The New York Times reports this week that Charles M. Smith, the Army official responsible for overseeing the Pentagon’s multi-billion-dollar contract with KBR during the first two years after the Iraq invasion, says he was removed from his job for refusing to pay the company more than $1 billion in charges for which it lacked credible records.
Army auditors had determined that KBR lacked credible data or records for more than $1 billion in spending, so Mr. Smith refused to sign off on the payments to the company. “They had a gigantic amount of costs they couldn’t justify,” he said in an interview. “Ultimately, the money that was going to KBR was money being taken away from the troops, and I wasn’t going to do that.”
But he was suddenly replaced, he said, and his successors — after taking the unusual step of hiring an outside contractor to consider KBR’s claims — approved most of the payments he had tried to block.
Army officials denied that Mr. Smith had been removed because of the dispute, but confirmed that they had reversed his decision, arguing that blocking the payments to KBR would have eroded basic services to troops. They said that KBR had warned that if it was not paid, it would reduce payments to subcontractors, which in turn would cut back on services.
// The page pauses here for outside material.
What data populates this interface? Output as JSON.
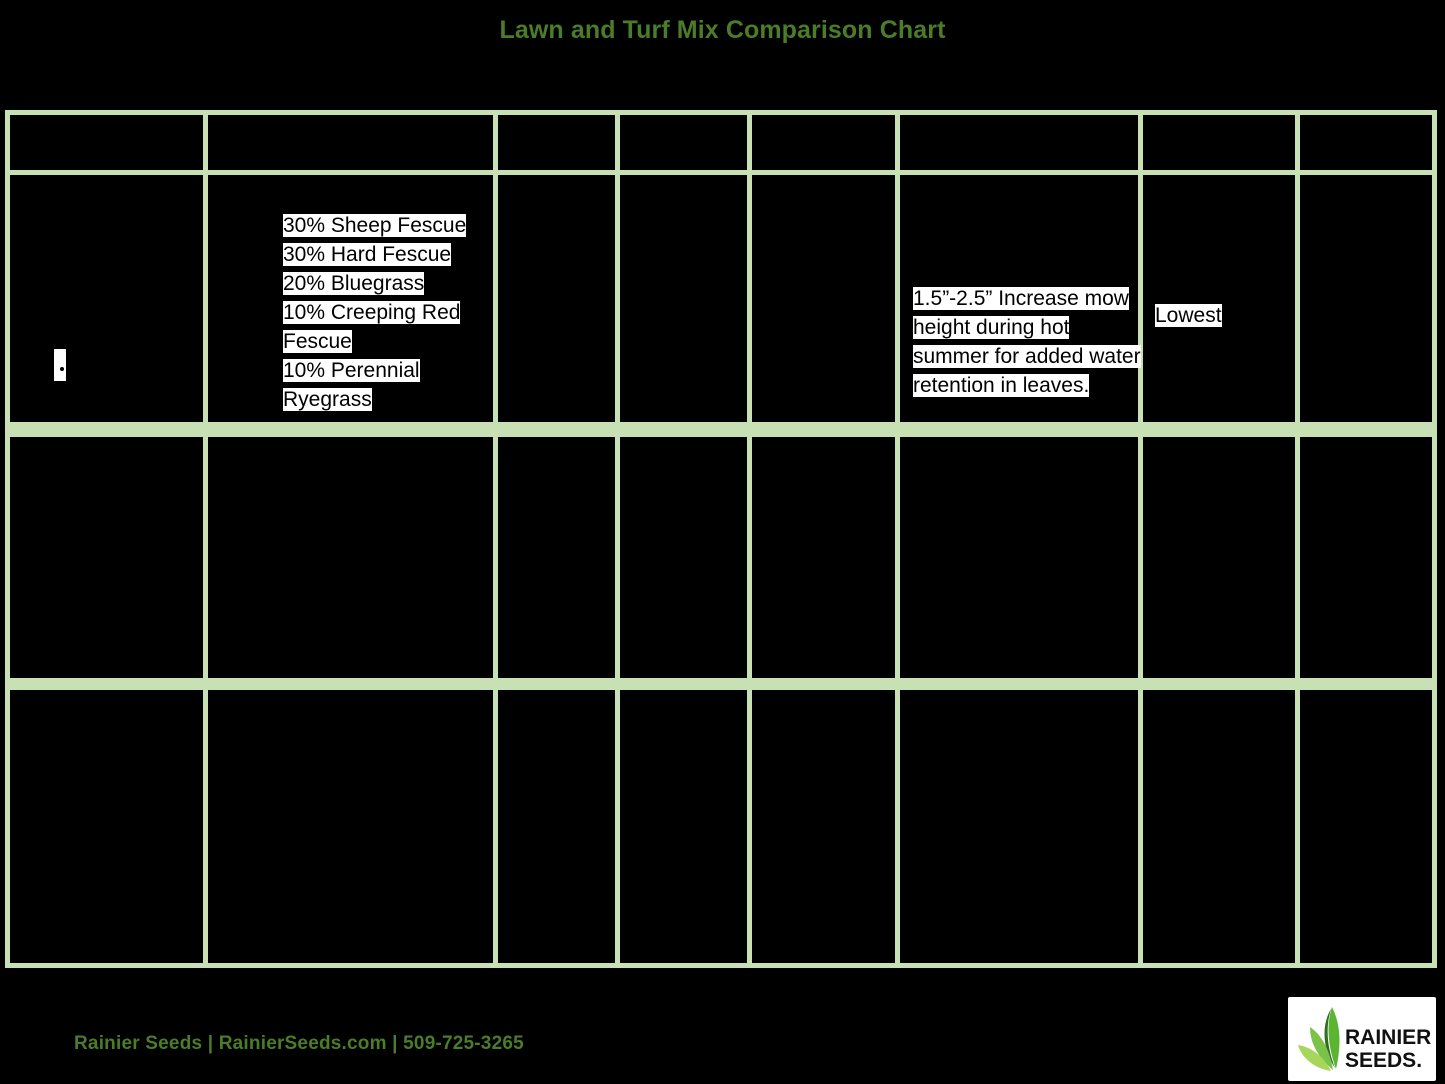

KBR (formerly Kellog, Brown and Root) was, until last year, a subsidiary of Halliburton, the oil company previously led by Vice President Dick Cheney. There are questions not only about whether it has been charging the government fairly for its services, but about whether it is providing safe conditions for troops and other workers – see past stories about shoddy electrical work and chemical exposures.
In other news:
Los Angeles Times: Workers who cut the sugarcane that’s fueling Brazil’s ethanol boom face unsafe conditions; a Public Ministry lawyer says at least 18 cane workers have died from dehydration, heart attacks, and other exhaustion-related conditions.
Meridien Record-Journal (Connecticut): Connecticut governor Jodi Rell signed into law legislation that requires the state’s hospitals to report nursing staffing plans to the Department of Public Health, and that registered nurses make up half the hospital committee reporting to the state.(via RWJF)
Washington Post: Indian workers who came to the U.S. to repair oil rigs damaged by Hurricane Katrina say the company that brought them here used false promises of permanent U.S. residency – and workers only found out that their stays were temporary after liquidating their savings and paying huge sums to recruiters.
Charleston Gazette: On the two-year anniversary of the MINER act, MSHA head Richard Stickler defended the agency against criticism that it is moving too slowly and meekly, and touted the hiring of 322 new mine inspectors – although when other inspectors’ departures are considered, the new hires add up to a net gain of just 163 inspectors.
Occupational Health & Safety: A study presented at the SLEEP 2008 conference notes that restorative naps help night-shift nurses stay more alert and identifies “experiences, barriers, and preferences related to napping or not napping during breaks on night shift.” (via RWJF)